Douglas said three of the sisters were with their husbands, and she identified them as Amy and Axel Steenburg, Abigail and Adam Jackson, Mary and Rob Dyson and Allison King.
“They did the responsible thing getting a limo so they wouldn’t have to drive anywhere,” she said, adding the couples had several children between them who they left at home.
The 2001 Ford Excursion limousine was traveling southwest on Route 30 in Schoharie, about 170 miles (270 kilometers) north of New York City, when it failed to stop at 2 p.m. Saturday at a T-junction with state Route 30A, State Police First Deputy Superintendent Christopher Fiore said at a news conference in Latham, New York.
It went across the road and hit an unoccupied SUV parked at the Apple Barrel Country Store, killing the limousine driver, the 17 passengers, and two people outside the vehicle. (Pictured) scene of a fatal crash, Sunday, Oct. 7, 2018, where a limousine crashed into a parked and unoccupied SUV killing 20 people at an intersection a day earlier, in Schoharie, N.Y.
The crash “sounded like an explosion,” said Linda Riley, of nearby Schenectady, who was on a shopping trip with her sisters. She had been in another car parked at the store, saw a body on the ground and heard people start screaming.
The store manager, Jessica Kirby, told The New York Times the limo was coming down a hill at “probably over 60 mph.” In an email to The Associated Press, she complained that the junction where the crashed occurred is accident-prone.

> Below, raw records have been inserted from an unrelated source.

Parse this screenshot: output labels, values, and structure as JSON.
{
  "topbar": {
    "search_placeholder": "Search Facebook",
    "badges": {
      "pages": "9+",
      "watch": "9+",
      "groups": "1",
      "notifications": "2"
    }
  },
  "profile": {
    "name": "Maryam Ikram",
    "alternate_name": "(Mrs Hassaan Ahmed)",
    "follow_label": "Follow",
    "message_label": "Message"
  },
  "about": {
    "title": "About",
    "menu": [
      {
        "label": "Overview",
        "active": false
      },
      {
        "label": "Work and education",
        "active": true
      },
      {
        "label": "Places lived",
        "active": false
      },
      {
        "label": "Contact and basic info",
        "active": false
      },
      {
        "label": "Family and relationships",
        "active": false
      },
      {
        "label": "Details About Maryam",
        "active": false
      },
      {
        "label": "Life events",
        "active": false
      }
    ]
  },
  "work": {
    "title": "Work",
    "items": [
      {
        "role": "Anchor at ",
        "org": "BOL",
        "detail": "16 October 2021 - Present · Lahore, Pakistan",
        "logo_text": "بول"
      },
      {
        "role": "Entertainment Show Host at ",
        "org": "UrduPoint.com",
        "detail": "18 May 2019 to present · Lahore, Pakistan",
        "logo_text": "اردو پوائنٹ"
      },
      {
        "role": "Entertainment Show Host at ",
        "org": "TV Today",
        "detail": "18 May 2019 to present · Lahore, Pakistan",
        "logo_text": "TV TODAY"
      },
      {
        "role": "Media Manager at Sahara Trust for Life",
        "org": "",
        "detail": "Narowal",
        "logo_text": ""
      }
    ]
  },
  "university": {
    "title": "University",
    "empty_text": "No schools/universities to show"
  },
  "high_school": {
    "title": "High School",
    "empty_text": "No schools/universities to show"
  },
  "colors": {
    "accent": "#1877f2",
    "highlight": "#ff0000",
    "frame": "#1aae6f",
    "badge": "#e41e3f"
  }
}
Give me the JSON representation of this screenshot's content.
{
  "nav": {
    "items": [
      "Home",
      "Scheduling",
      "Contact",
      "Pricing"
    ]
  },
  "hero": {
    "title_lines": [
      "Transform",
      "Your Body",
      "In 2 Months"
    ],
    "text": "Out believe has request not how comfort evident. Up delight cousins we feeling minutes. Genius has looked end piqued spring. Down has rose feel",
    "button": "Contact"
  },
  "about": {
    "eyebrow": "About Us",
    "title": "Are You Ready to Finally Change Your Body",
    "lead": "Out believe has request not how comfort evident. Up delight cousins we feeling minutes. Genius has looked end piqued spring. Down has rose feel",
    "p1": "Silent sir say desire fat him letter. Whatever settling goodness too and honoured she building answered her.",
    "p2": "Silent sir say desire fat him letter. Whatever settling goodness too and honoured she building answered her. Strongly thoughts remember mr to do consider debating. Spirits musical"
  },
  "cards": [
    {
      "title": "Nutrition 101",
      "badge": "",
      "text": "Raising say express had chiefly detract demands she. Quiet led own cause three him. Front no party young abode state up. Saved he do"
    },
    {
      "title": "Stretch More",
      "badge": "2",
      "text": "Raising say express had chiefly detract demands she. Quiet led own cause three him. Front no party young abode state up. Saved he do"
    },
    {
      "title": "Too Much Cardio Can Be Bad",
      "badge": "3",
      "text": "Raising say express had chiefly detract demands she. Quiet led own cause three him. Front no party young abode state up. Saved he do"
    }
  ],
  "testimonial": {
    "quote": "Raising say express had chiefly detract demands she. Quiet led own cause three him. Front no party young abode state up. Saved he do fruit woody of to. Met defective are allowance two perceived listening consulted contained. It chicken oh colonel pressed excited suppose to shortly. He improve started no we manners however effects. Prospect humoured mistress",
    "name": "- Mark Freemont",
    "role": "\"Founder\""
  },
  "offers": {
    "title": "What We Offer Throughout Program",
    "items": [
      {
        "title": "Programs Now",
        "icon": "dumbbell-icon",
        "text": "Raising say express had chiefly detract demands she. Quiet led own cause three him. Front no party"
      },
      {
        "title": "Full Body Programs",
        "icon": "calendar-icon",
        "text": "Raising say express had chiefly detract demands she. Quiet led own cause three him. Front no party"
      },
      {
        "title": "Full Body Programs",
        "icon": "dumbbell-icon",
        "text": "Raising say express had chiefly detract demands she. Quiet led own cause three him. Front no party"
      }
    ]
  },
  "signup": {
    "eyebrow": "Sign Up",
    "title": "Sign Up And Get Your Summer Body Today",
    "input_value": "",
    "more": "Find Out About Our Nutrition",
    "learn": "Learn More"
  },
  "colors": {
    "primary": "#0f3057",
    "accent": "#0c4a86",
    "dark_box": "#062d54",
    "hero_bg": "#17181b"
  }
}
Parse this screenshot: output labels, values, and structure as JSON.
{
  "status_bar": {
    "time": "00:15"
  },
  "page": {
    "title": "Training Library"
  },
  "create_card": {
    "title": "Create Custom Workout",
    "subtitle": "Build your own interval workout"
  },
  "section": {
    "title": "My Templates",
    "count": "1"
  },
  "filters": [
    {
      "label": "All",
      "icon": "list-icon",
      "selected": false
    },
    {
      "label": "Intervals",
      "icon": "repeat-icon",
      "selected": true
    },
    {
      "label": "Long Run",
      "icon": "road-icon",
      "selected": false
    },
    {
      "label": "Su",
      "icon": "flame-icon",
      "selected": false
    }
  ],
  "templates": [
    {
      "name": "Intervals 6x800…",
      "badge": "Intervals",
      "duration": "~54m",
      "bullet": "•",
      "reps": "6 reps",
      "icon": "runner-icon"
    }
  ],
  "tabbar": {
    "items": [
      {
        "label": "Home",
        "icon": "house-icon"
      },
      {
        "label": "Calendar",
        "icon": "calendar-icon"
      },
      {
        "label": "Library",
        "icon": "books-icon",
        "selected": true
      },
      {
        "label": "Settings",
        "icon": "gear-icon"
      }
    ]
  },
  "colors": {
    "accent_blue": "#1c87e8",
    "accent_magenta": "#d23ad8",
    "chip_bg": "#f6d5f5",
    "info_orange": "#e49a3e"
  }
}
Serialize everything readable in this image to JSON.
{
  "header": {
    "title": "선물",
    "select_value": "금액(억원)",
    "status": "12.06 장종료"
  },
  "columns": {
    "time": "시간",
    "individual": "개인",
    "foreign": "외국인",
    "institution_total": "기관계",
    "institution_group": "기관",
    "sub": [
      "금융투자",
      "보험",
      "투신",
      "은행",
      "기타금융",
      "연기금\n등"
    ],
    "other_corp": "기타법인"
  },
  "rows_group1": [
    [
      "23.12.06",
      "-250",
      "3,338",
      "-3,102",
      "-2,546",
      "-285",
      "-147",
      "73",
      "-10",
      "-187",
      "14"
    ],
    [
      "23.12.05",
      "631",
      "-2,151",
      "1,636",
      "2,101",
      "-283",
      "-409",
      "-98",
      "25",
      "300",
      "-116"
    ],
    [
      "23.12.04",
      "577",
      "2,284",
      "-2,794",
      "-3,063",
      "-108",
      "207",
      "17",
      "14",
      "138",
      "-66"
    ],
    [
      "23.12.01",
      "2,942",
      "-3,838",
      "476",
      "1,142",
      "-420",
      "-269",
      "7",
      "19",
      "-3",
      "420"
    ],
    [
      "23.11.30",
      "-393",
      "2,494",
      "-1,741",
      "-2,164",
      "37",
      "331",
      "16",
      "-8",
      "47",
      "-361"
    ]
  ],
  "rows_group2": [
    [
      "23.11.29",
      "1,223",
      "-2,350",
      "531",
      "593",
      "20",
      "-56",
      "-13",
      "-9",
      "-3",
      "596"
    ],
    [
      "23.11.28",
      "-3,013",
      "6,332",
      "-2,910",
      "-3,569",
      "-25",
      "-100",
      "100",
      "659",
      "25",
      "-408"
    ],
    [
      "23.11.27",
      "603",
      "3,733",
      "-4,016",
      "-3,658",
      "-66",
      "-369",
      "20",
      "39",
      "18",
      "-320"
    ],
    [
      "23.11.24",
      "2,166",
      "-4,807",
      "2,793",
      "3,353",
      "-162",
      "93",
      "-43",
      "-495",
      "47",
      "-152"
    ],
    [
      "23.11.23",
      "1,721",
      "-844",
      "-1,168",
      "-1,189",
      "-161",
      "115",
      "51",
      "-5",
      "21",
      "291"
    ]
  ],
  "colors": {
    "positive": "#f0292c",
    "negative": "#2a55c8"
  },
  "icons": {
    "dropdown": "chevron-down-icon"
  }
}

“We have had 3 tractor trailer type trucks run through the stop through our driveway and into a field behind the business,” Kirby wrote. “All of these occurred during business hours and could’ve killed someone then.” PhotoCredit (AP Photo/Hans Pennink)
Be the first to know about breaking news. We deliver news that matter directly to your email.